The Little Hours (2017)
July 17, 2017 7:31 AM - Subscribe

The Little Hours, the only movie currently in theaters based on the Decameron and starring Audrey Plaza and Alison Brie, depicts a young servant in 14th century Italy who flees his master and winds up at a convent full of emotionally unstable nuns.

Featuring Fred Armisen as the voice of reason in a surprising Prince Valiant wig, among others. Dave Franco, as the ingenue/MacGuffin, is pretty much blank except for all the hot nun action. If anyone wants to explain the donkey sub-sub-plot, though, I would like to understand it. (Why is she taking the donkey out?)
posted by chesty_a_arthur (8 comments total) 6 users marked this as a favorite
 
Not playing anywhere near me, unfortunately, as I have a great need to see this.
posted by Halloween Jack at 8:00 AM on July 17

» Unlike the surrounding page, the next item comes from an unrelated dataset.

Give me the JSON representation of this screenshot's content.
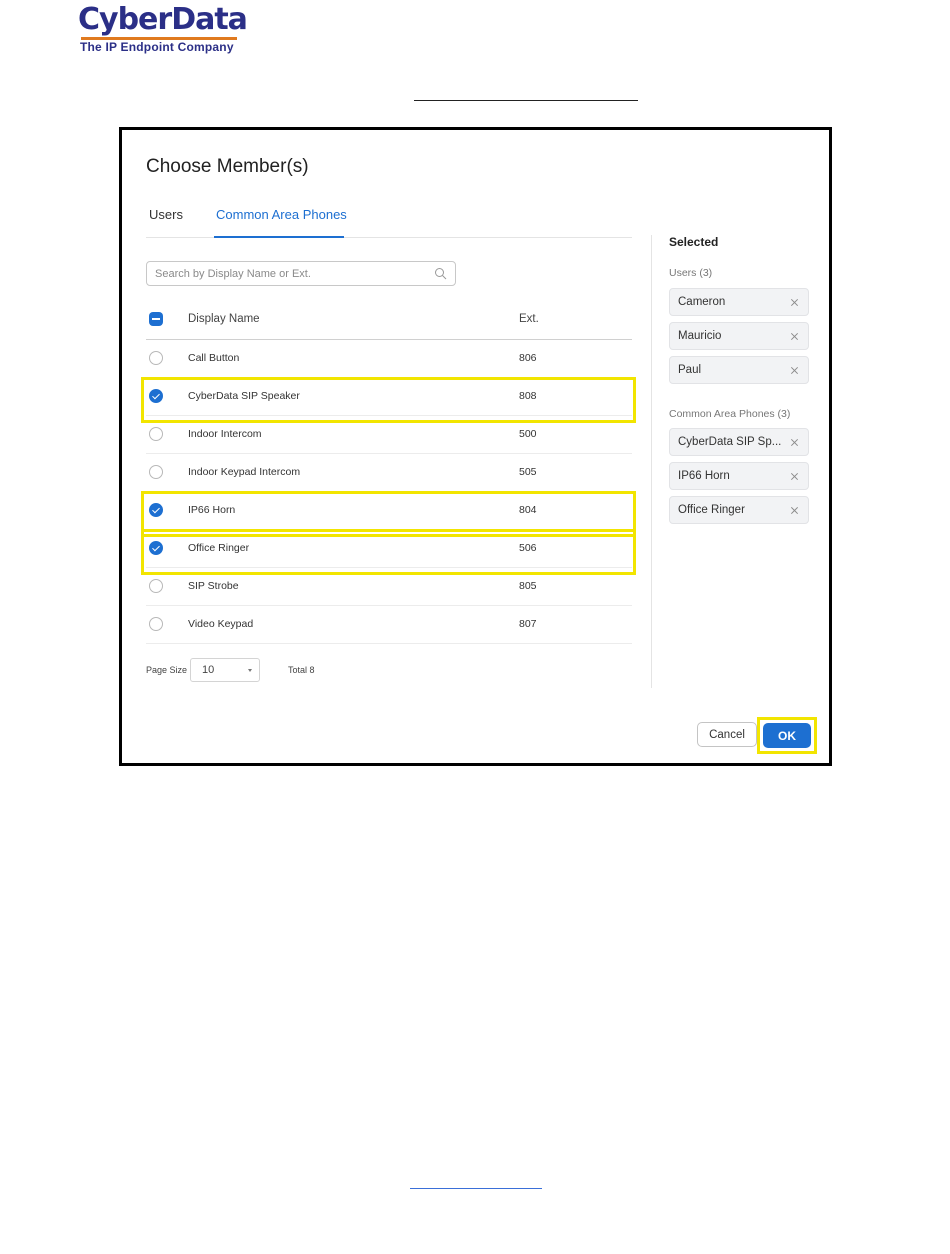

Just saw this yesterday. It's hilarious. Only learned afterwords that all the dialogue was improvised, and I have to say I think they did a really great job with that because it didn't feel that way. I mean, there were moments that felt like "yeah, they just improved that line" but overall it felt nicely written.

The donkey - Sister Fernanda was using "the donkey got out" as an excuse to be out at night meeting her witch friend. The mother superior is doing the same thing in the last scene, to meet with Father Tommasso. They're supposed to be inside all night because they're nuns, so "the donkey escaped so I had to go get him" is a cover story.
posted by dnash at 8:04 AM on July 17 [2 favorites]


Considering the talent involved, I went in with high expectations. I am a fan of pretty much everyone in that cast. Unfortunately, I was bored from beginning to end and couldn't wait for it to finish. I didn't laugh once. I smiled at a gag involving a turtle.

The novelty of hearing nuns use the f-word and seeing them act crazy would have worked better with lesser know faces. It just feels like Aubrey Plaza's character from Parks & Rec wearing a nun outfit.

I liked the trailer. The trailer is funny. The jokes work better when condensed together instead of being spread out over long stretches of nothing.
posted by exolstice at 7:18 AM on July 18 [1 favorite]


It just feels like Aubrey Plaza's character from Parks & Rec wearing a nun outfit.

This has been the problem with almost every Aubrey Plaza role. Even when she's on Criminal Minds, she's still basically April Ludgate.

Dunno how much of that is a lack of range versus casting directors actively seeking her out to keep playing the same character all the time.
posted by tobascodagama at 8:23 AM on July 18


....I have a special relationship with The Decameron. One primarily anchored in the plots, so this isn't a case of "lo the lovely Italian poetry", but I love the stories themselves, as they are great stories; delightfully bawdy and a tetch feminist (at least for the 14th century).

Will I hate this?
posted by EmpressCallipygos at 12:20 PM on July 19 [2 favorites]


they are great stories; delightfully bawdy and a tetch feminist

I'd say watch the trailer and you can see what the tone of the humor is like, and whether or not that's to your taste. But speaking for myself "delightfully bawdy and a tetch feminist" is pretty much exactly what I got from the movie.
posted by dnash at 12:37 PM on July 19 [1 favorite]


Seconded dnash. It's not a masterpiece but it strikes me as true to the spirit of the Decameron I've read (in translation and whatever.) I particularly enjoyed not so much the nun's liberal cursing as the casual tone throughout. So many films, even ones that aren't dumb, about the past have people speaking without contractions, or without slang, or just being weirdly formal, but there's no reason to think that crabby nuns doing an unfair amount of someone else's washing (SORRY SPOILER THERE IS LAUNDRY IT IS UNFAIRLY DISTRIBUTED) would be like "prithee, this washing is not to my liking," instead of "ugh, this is bullshit." Yay for bullshit.
posted by chesty_a_arthur at 6:31 AM on July 20 [2 favorites]


I enjoyed this enormously. It reminded me that historically nuns were usually not pious but rather were something more like reform school inmates. Families sent their unruly daughters -- those who were sexually active especially -- to convents to straighten them out. Yes, and I agree with chesty_a_arthur about the dialogue. The Decameron was told in contemporary vernacular and so this movie is told in contemporary vernacular. To use period language would have made it into more of an academic exercise, instead of having the immediacy of everyday speech.
posted by chrchr at 2:00 PM on July 22 [2 favorites]


« Older Star Trek: Voyager: Coda...   |  Preacher: Dallas... Newer »

You are not logged in, either login or create an account to post comments

poster